The Culturally Responsive Advisory Group (CRAG)
Type of practice
Emerging practice (new, innovative and hold promise)
Area(s) of Emphasis
Formal and informal community supports
Quality Assurance and training in self-advocacy, leadership, and self-determination
Population of focus
People with intellectual and developmental disabilities
Families of people with ID/DD
Unserved and underserved (by Racial and ethnic minority backgrounds)
Unserved and underserved (by language access (English as a second language)
Supporting and Educating Communities
Demonstration of New Approaches to Services and Supports)
The Culturally Responsive Advisory Group (CRAG) is made up of individuals with I/DD and family members from the Latino community. The CRAG was established to ensure Community NOW! system change efforts include the involvement and perspective of Latino family members and individuals. Council staff provides in-depth education about agenda items, ensures understanding, and provides each member the time to consider the discussion topics from Community NOW! meetings within their own lived experience. The Council has been intentionally working with two specific Spanish language interpreters over the long-term to build their vocabulary and understanding of the developmental disability service system. Members of the CRAG expressed a need for the Spanish speaking community to have basic information in Spanish about specific intellectual and developmental disabilities. The Council met this need with the direction of CRAG members and created twelve information sheets in Spanish; these information sheets provided specific information about diagnosis and developmental milestones for many types of disabilities. The Council supported CRAG with the distribution of these fact sheets in primarily Spanish speaking Faith based organizations and Latino organizations.
Impact (or impact-to-date) of the project/activity for people with ID/DD and their families

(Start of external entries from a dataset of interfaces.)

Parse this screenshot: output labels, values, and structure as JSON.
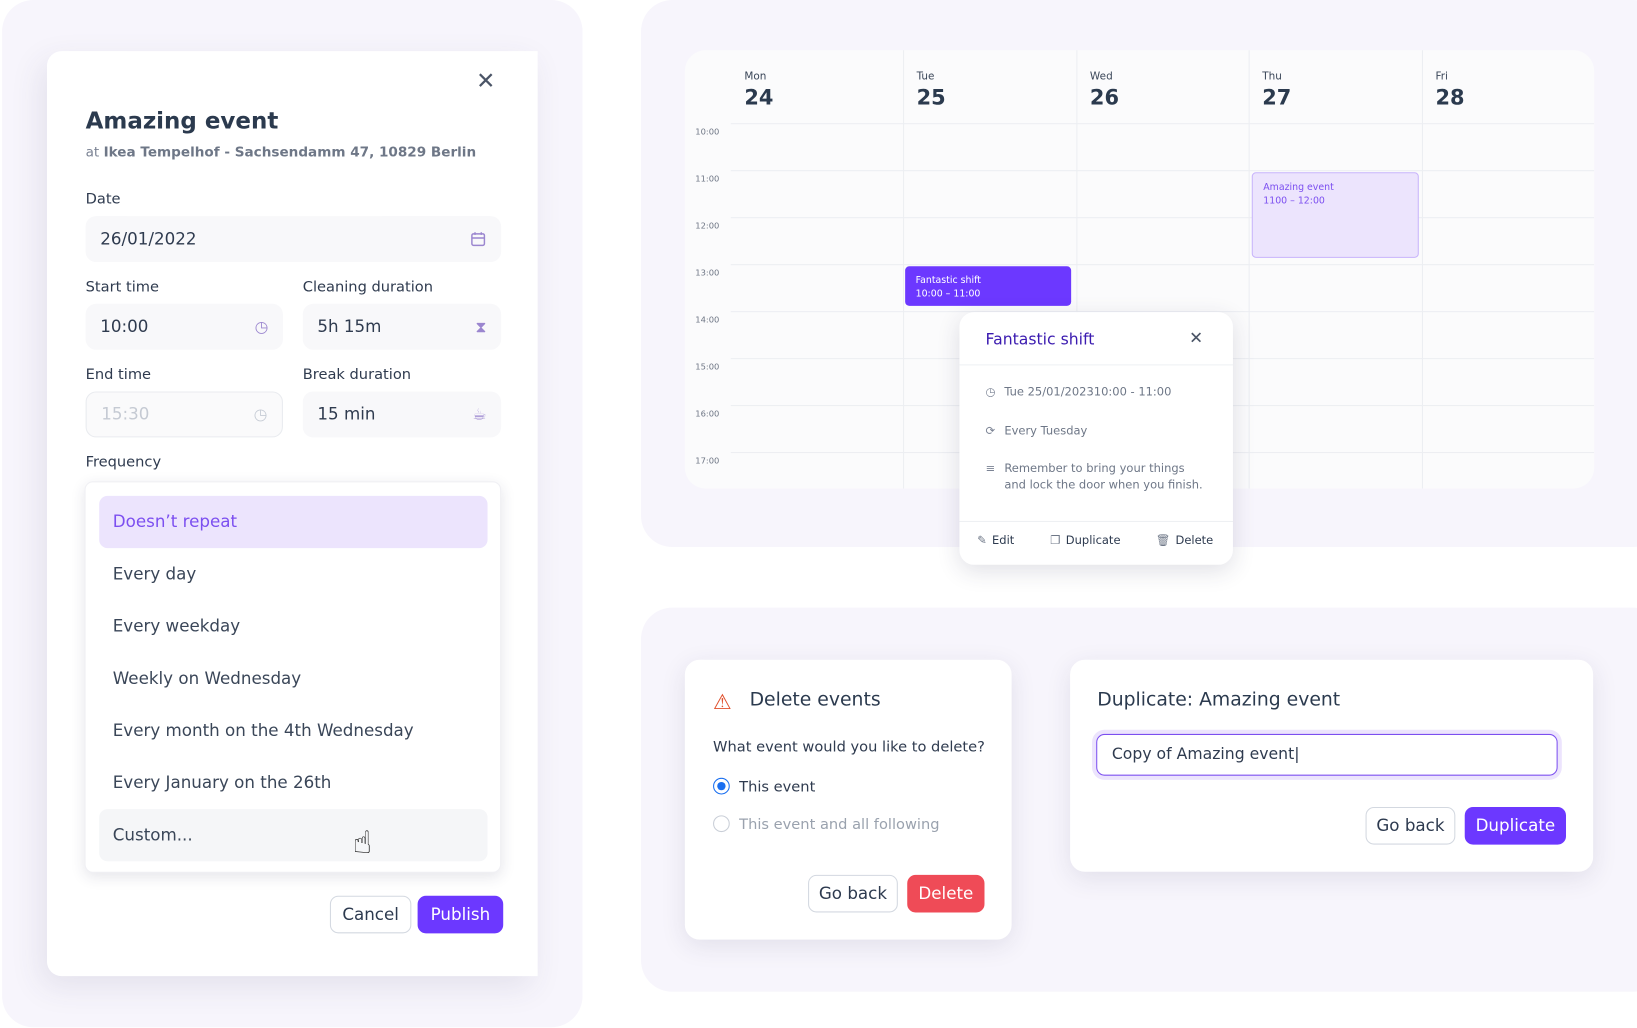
{
  "event_form": {
    "title": "Amazing event",
    "location_prefix": "at",
    "location": "Ikea Tempelhof - Sachsendamm 47, 10829 Berlin",
    "close_icon": "close-icon",
    "date": {
      "label": "Date",
      "value": "26/01/2022",
      "icon": "calendar-icon"
    },
    "start_time": {
      "label": "Start time",
      "value": "10:00",
      "icon": "clock-icon"
    },
    "cleaning_duration": {
      "label": "Cleaning duration",
      "value": "5h 15m",
      "icon": "hourglass-icon"
    },
    "end_time": {
      "label": "End time",
      "value": "15:30",
      "icon": "clock-icon",
      "disabled": true
    },
    "break_duration": {
      "label": "Break duration",
      "value": "15 min",
      "icon": "coffee-cup-icon"
    },
    "frequency": {
      "label": "Frequency",
      "selected": "Doesn’t repeat",
      "options": [
        "Doesn’t repeat",
        "Every day",
        "Every weekday",
        "Weekly on Wednesday",
        "Every month on the 4th Wednesday",
        "Every January on the 26th",
        "Custom..."
      ],
      "hovered": "Custom..."
    },
    "cancel_label": "Cancel",
    "publish_label": "Publish"
  },
  "calendar": {
    "days": [
      {
        "name": "Mon",
        "num": "24"
      },
      {
        "name": "Tue",
        "num": "25"
      },
      {
        "name": "Wed",
        "num": "26"
      },
      {
        "name": "Thu",
        "num": "27"
      },
      {
        "name": "Fri",
        "num": "28"
      }
    ],
    "times": [
      "10:00",
      "11:00",
      "12:00",
      "13:00",
      "14:00",
      "15:00",
      "16:00",
      "17:00"
    ],
    "events": [
      {
        "title": "Fantastic shift",
        "time": "10:00 – 11:00",
        "day": "Tue"
      },
      {
        "title": "Amazing event",
        "time": "1100 – 12:00",
        "day": "Thu"
      }
    ]
  },
  "popover": {
    "title": "Fantastic shift",
    "datetime": "Tue 25/01/202310:00 - 11:00",
    "recurrence": "Every Tuesday",
    "note_line1": "Remember to bring your things",
    "note_line2": "and lock the door when you finish.",
    "edit_label": "Edit",
    "duplicate_label": "Duplicate",
    "delete_label": "Delete"
  },
  "delete_dialog": {
    "title": "Delete events",
    "question": "What event would you like to delete?",
    "options": [
      "This event",
      "This event and all following"
    ],
    "selected": "This event",
    "go_back_label": "Go back",
    "delete_label": "Delete",
    "colors": {
      "danger": "#ef4b57",
      "radio": "#1a6ff0"
    }
  },
  "duplicate_dialog": {
    "title": "Duplicate: Amazing event",
    "input_value": "Copy of Amazing event|",
    "go_back_label": "Go back",
    "duplicate_label": "Duplicate"
  },
  "colors": {
    "primary": "#6c38ff",
    "primary_light": "#ece4fd",
    "text": "#2d3a4f"
  }
}
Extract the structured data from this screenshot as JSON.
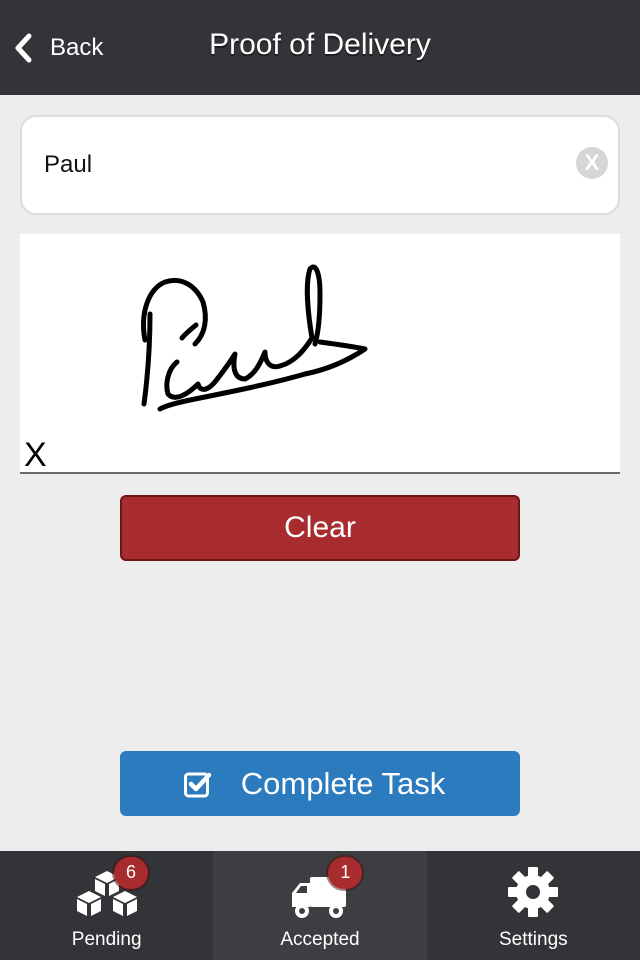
{
  "header": {
    "back_label": "Back",
    "title": "Proof of Delivery"
  },
  "name_field": {
    "value": "Paul",
    "clear_icon": "X"
  },
  "signature": {
    "x_marker": "X"
  },
  "buttons": {
    "clear_label": "Clear",
    "complete_label": "Complete Task"
  },
  "tabbar": {
    "tabs": [
      {
        "label": "Pending",
        "icon": "cubes-icon",
        "badge": "6",
        "active": false
      },
      {
        "label": "Accepted",
        "icon": "truck-icon",
        "badge": "1",
        "active": true
      },
      {
        "label": "Settings",
        "icon": "gear-icon",
        "badge": null,
        "active": false
      }
    ]
  },
  "colors": {
    "header_bg": "#333438",
    "clear_button": "#a82b2e",
    "complete_button": "#2c7bbf",
    "badge": "#a82b2e"
  }
}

One family member participating in the CRAG described how consistently using the same interpreters significantly improved the quality of the language interpretation, which made it easier to fully participate in the discussions. Another important impact of the CRAG has been the leadership development of CRAG members A parent commented in her phone interview: “Okay, I do consider myself [a leader]. Because I enjoy defending the rights of others. I want to fight for those who can’t. I want to be the voice of those who do not speak. I want to be the feet of those who don’t walk, the ears of those who can’t hear. I want to be their voice, I want to be everything for those who can’t. That’s why I want to be a leader, I want to be heard.”
Family of a person with ID/DD

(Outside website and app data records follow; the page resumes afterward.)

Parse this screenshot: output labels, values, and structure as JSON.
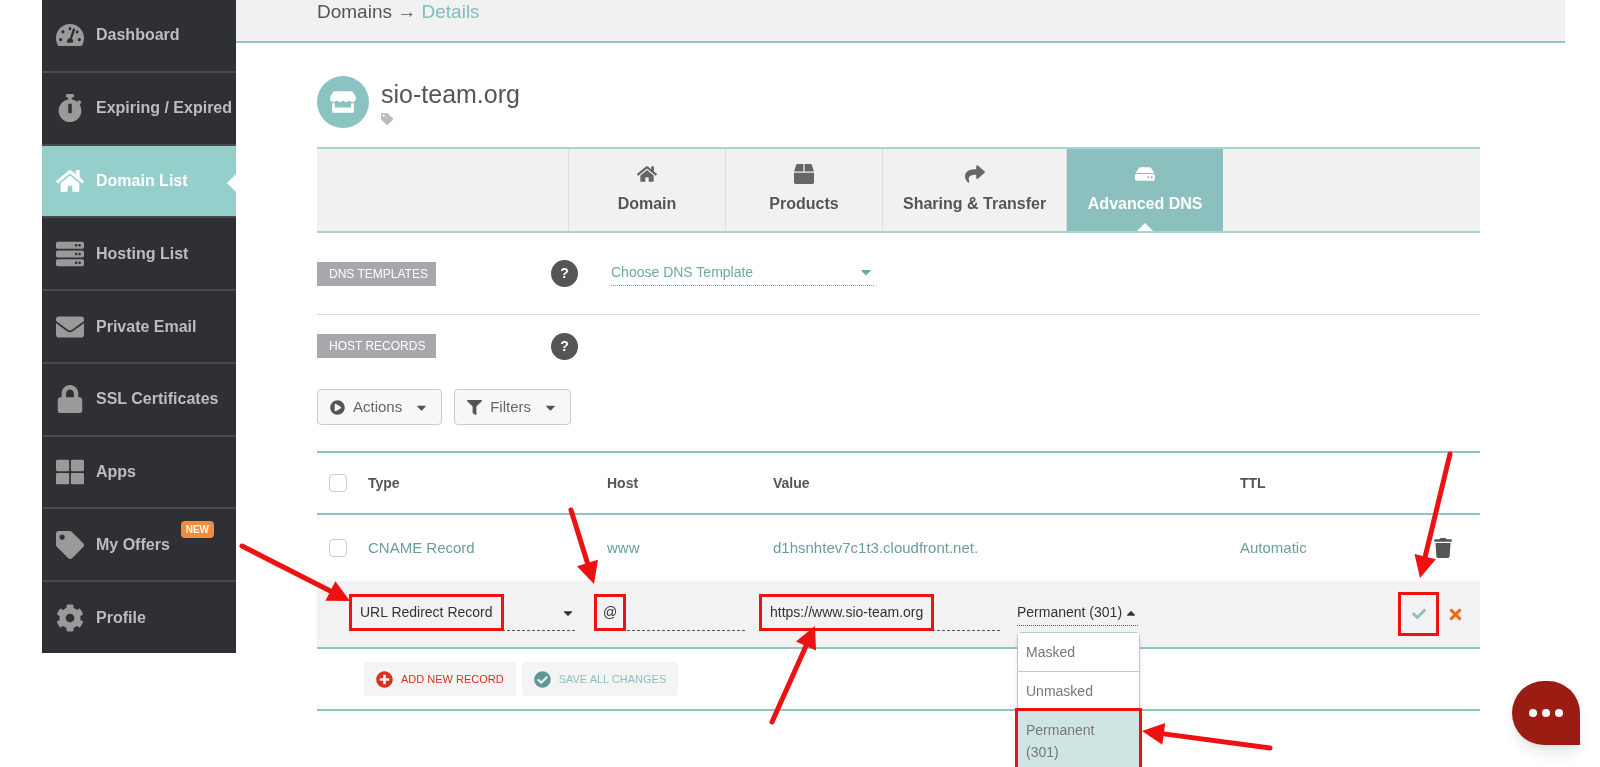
{
  "breadcrumb": {
    "parent": "Domains",
    "arrow": "→",
    "current": "Details"
  },
  "sidebar": {
    "items": [
      {
        "label": "Dashboard",
        "selected": false
      },
      {
        "label": "Expiring / Expired",
        "selected": false
      },
      {
        "label": "Domain List",
        "selected": true
      },
      {
        "label": "Hosting List",
        "selected": false
      },
      {
        "label": "Private Email",
        "selected": false
      },
      {
        "label": "SSL Certificates",
        "selected": false
      },
      {
        "label": "Apps",
        "selected": false
      },
      {
        "label": "My Offers",
        "selected": false,
        "badge": "NEW"
      },
      {
        "label": "Profile",
        "selected": false
      }
    ]
  },
  "domain": {
    "name": "sio-team.org"
  },
  "tabs": [
    {
      "label": "Domain",
      "selected": false
    },
    {
      "label": "Products",
      "selected": false
    },
    {
      "label": "Sharing & Transfer",
      "selected": false
    },
    {
      "label": "Advanced DNS",
      "selected": true
    }
  ],
  "dns_templates": {
    "label": "DNS TEMPLATES",
    "help": "?",
    "select": {
      "value": "Choose DNS Template"
    }
  },
  "host_records": {
    "label": "HOST RECORDS",
    "help": "?"
  },
  "toolbar": [
    {
      "label": "Actions"
    },
    {
      "label": "Filters"
    }
  ],
  "table": {
    "columns": [
      "Type",
      "Host",
      "Value",
      "TTL"
    ],
    "select_all_checked": false,
    "rows": [
      {
        "type": "CNAME Record",
        "host": "www",
        "value": "d1hsnhtev7c1t3.cloudfront.net.",
        "ttl": "Automatic",
        "checked": false
      }
    ]
  },
  "edit_row": {
    "type": {
      "value": "URL Redirect Record",
      "highlighted": true
    },
    "host": {
      "value": "@",
      "highlighted": true
    },
    "value": {
      "value": "https://www.sio-team.org",
      "highlighted": true
    },
    "redirect": {
      "value": "Permanent (301)",
      "expanded": true,
      "options": [
        {
          "label": "Masked",
          "selected": false,
          "highlighted": false
        },
        {
          "label": "Unmasked",
          "selected": false,
          "highlighted": false
        },
        {
          "label": "Permanent (301)",
          "selected": true,
          "highlighted": true
        }
      ]
    },
    "save_highlighted": true
  },
  "actions": [
    {
      "label": "ADD NEW RECORD",
      "kind": "add"
    },
    {
      "label": "SAVE ALL CHANGES",
      "kind": "save"
    }
  ]
}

What were things like BEFORE you/your family/partner/community participated in the project/activity?
“I feel that the interpretation was not so good in the past and the sense of what I wanted to say or ask was lost during the interpretation.” – CRAG Member
What are things like AFTER you/family/partner/community participated in the project/activity?

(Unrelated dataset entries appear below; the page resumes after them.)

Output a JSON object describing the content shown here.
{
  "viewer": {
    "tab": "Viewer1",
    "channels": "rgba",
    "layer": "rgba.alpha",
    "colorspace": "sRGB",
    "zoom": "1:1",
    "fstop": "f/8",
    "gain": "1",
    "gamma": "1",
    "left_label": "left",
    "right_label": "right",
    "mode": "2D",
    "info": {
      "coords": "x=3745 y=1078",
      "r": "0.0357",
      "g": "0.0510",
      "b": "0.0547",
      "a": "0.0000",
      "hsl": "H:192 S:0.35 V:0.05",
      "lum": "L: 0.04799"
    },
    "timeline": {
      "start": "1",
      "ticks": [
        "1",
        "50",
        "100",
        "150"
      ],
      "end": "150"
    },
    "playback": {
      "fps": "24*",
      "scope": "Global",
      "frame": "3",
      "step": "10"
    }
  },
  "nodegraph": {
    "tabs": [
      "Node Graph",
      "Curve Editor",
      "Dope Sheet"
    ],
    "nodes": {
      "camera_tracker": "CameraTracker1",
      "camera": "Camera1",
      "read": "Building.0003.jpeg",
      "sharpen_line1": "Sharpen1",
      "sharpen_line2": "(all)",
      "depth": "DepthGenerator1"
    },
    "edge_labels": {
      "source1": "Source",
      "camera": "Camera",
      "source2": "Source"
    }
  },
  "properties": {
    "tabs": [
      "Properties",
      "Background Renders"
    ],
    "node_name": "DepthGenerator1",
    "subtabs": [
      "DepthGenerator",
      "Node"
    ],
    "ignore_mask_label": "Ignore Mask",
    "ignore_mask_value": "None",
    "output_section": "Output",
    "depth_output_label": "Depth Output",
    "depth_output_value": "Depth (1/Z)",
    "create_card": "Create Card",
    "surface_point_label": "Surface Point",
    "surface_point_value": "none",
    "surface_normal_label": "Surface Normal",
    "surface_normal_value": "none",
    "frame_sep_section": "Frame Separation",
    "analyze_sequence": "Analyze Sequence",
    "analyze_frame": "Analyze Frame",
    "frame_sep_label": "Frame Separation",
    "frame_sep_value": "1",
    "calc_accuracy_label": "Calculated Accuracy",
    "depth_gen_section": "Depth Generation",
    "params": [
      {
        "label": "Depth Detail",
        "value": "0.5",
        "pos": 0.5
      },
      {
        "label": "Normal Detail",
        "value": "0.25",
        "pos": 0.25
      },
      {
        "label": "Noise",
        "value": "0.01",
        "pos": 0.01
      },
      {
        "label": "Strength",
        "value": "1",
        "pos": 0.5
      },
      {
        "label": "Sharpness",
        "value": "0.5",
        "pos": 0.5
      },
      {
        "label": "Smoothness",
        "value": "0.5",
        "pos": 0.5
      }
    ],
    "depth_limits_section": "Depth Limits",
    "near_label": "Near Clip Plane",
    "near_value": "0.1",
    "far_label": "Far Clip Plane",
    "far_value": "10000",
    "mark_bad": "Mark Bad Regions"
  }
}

“…consistently using the same interpreters significantly improved the quality of the language interpretation, which made it easier to fully participate in the discussions”
What was most beneficial to you/family/partner/community from participating in this project or practice?
“I think that the interpretation is very good now because the interpreters have a lot of knowledge on the subject that is being talked about.”
Role of the DD Council in achieving positive outcomes through this project.
Miguel Juarez is the Program Specialist who works with the CRAG.